He stumbled backward, tripped over his briefcase, and fell.
Hemmed in between two parked cars, he couldn't get his arms out to break his fall. There was a heavy wet smack as his head hit the concrete.
I stood over him for a moment.
He lay on his back, eyes closed, mouth open. One leg crossed under the other.
He didn't move.
Get up. I need to know what you meant. And why you're so pissed off.
I prodded his shoe with the toe of my mine. Maybe he was faking. "Ben, are you all right?" The world's stupidest question.
Always asked when we already know the answer. No reaction.
Was he even breathing? I crouched down to look at him more closely.
Just move, Ben. Do something. Anything.
"Ben, can you hear me? Wake up, mate."
The first stab of panic in my stomach. There was a trickle of blood coming out of his ear.
Oh, God. Oh no.
"What's wrong with Alice's daddy?" I started at the small voice behind me and turned to see William standing there, his white school shirt untucked and sticking out from under his jumper.
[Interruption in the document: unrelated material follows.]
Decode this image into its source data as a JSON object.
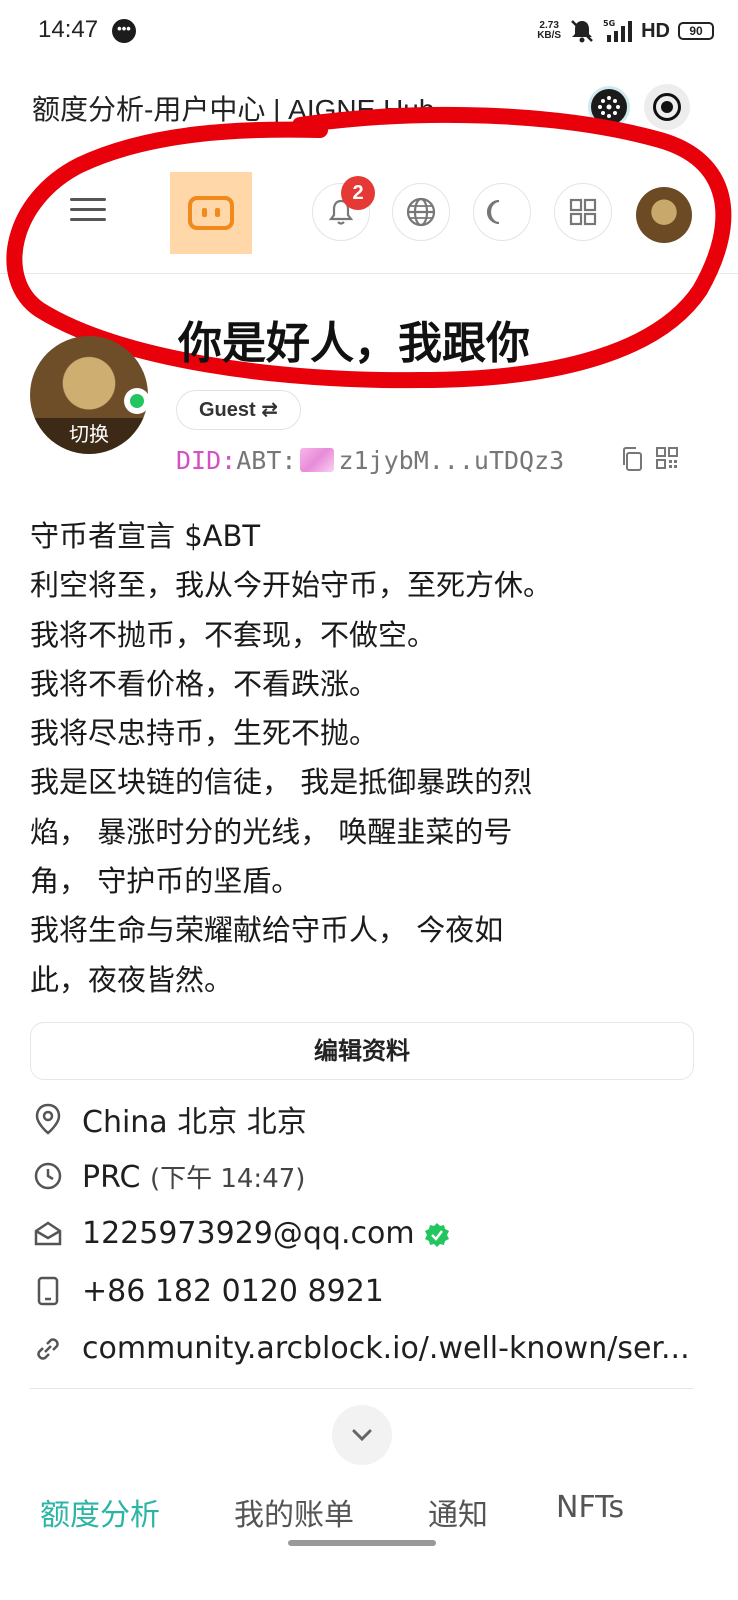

He peered at Ben's motionless body.
I stood up and moved to block William's view. "He, uh, he fell down, matey."
"Is he going to be all right?"
"He's fine. He's just getting his breath back."
The blood leaking from Ben's ear was dripping onto the ground, making a small pool on the gray concrete.
Oh, Jesus. What have you done?
There was a little catch in his voice, a tightness that I knew all too well. My son tried to say something else, but the breath caught in his throat with an asthmatic rattle.
I said, "He's going to be fine, Wills. Are you OK?" His chest heaved again. "Can't bre—"
I squatted down in front of my son, blocking his view. The color was draining from his face. His first asthma attack, right out of the blue when he was barely a year old, had been the most terrifying experience of my life. A panicked emergency call, running paramedics, and raw, helpless terror. The memory of that fear always returned when he had another episode.
Just like now.
He took a thin, jagged breath, like air whistling through dry reeds. Eyes wide and frightened.
Protect the boy. Get the inhaler.
"Where's your puff-puff, Wills?" I said urgently.
He shook his head, another halting, gasping breath forcing its way down his constricted windpipe as it closed to a pinhole. I scooped him up and ran to the car, diving into the glove compartment for the spare inhaler I always kept there.
It wasn't there. 'Shit.'
Turning William's schoolbag upside down, I emptied the contents onto the passenger seat. Books, coloring pens, a pencil case, conkers, candy wrappers, a key ring, three toy cars, and an unwrapped lollipop stuck to a crumpled letter.
Another jolt of panic.
'Got to get him breathing again. Upstairs at hotel reception? No. Time wasted. Home is the nearest, surest place.'
'But what about Ben?'
All the details of the moment came into sharp and brilliant focus. The dark leather soles of Ben's shoes. A black Range Rover at the top of the ramp. Off in the distance, above ground, a siren. My son taking another half-strangled breath, thinner than the last. He swayed slightly on his feet, his movements slowing.
This excerpt ends on page 19 of the hardcover edition.